**WORK ORDER:** Although the records contain pictures, repeat only the text of every line exactly.

**DATA LISTING:**

--- START ---

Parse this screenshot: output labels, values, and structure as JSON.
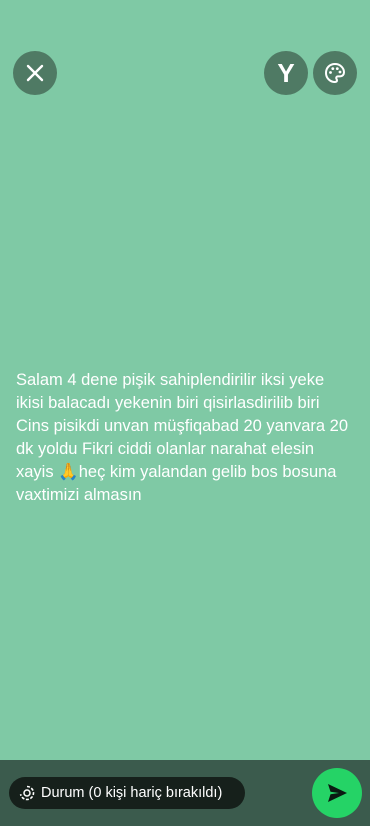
{
  "header": {
    "close_icon": "close-icon",
    "font_button_label": "Y",
    "palette_icon": "palette-icon"
  },
  "status": {
    "text": "Salam 4 dene pişik sahiplendirilir iksi yeke ikisi balacadı yekenin biri qisirlasdirilib biri Cins pisikdi unvan müşfiqabad 20 yanvara 20 dk yoldu Fikri ciddi olanlar narahat elesin xayis 🙏heç kim yalandan gelib bos bosuna vaxtimizi almasın",
    "background_color": "#7fc9a5"
  },
  "footer": {
    "audience_label": "Durum (0 kişi hariç bırakıldı)",
    "audience_icon": "status-ring-icon",
    "send_icon": "send-icon",
    "send_color": "#25d366"
  }
}
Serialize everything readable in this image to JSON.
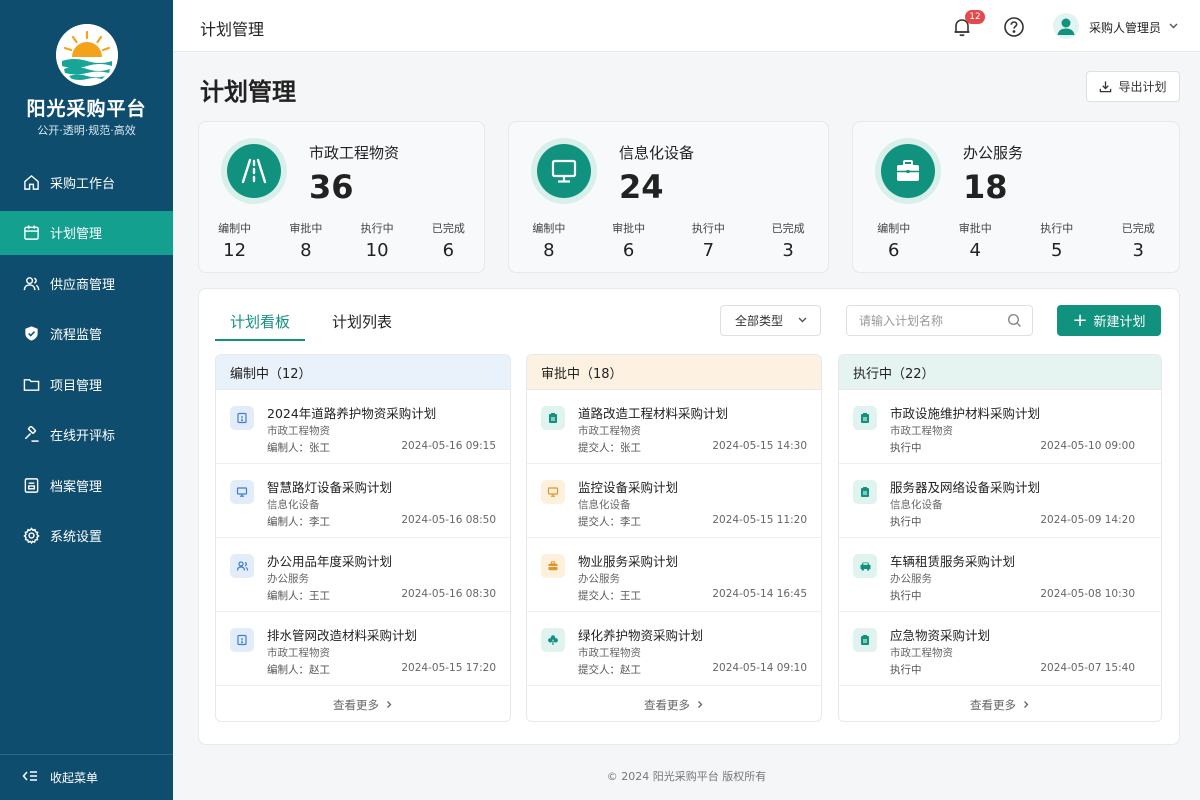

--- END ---

**REPLY:**
Parse this screenshot: output labels, values, and structure as JSON.
{
  "header": {
    "close_icon": "close-icon",
    "font_button_label": "Y",
    "palette_icon": "palette-icon"
  },
  "status": {
    "text": "Salam 4 dene pişik sahiplendirilir iksi yeke ikisi balacadı yekenin biri qisirlasdirilib biri Cins pisikdi unvan müşfiqabad 20 yanvara 20 dk yoldu Fikri ciddi olanlar narahat elesin xayis 🙏heç kim yalandan gelib bos bosuna vaxtimizi almasın",
    "background_color": "#7fc9a5"
  },
  "footer": {
    "audience_label": "Durum (0 kişi hariç bırakıldı)",
    "audience_icon": "status-ring-icon",
    "send_icon": "send-icon",
    "send_color": "#25d366"
  }
}
Serialize everything readable in this image to JSON.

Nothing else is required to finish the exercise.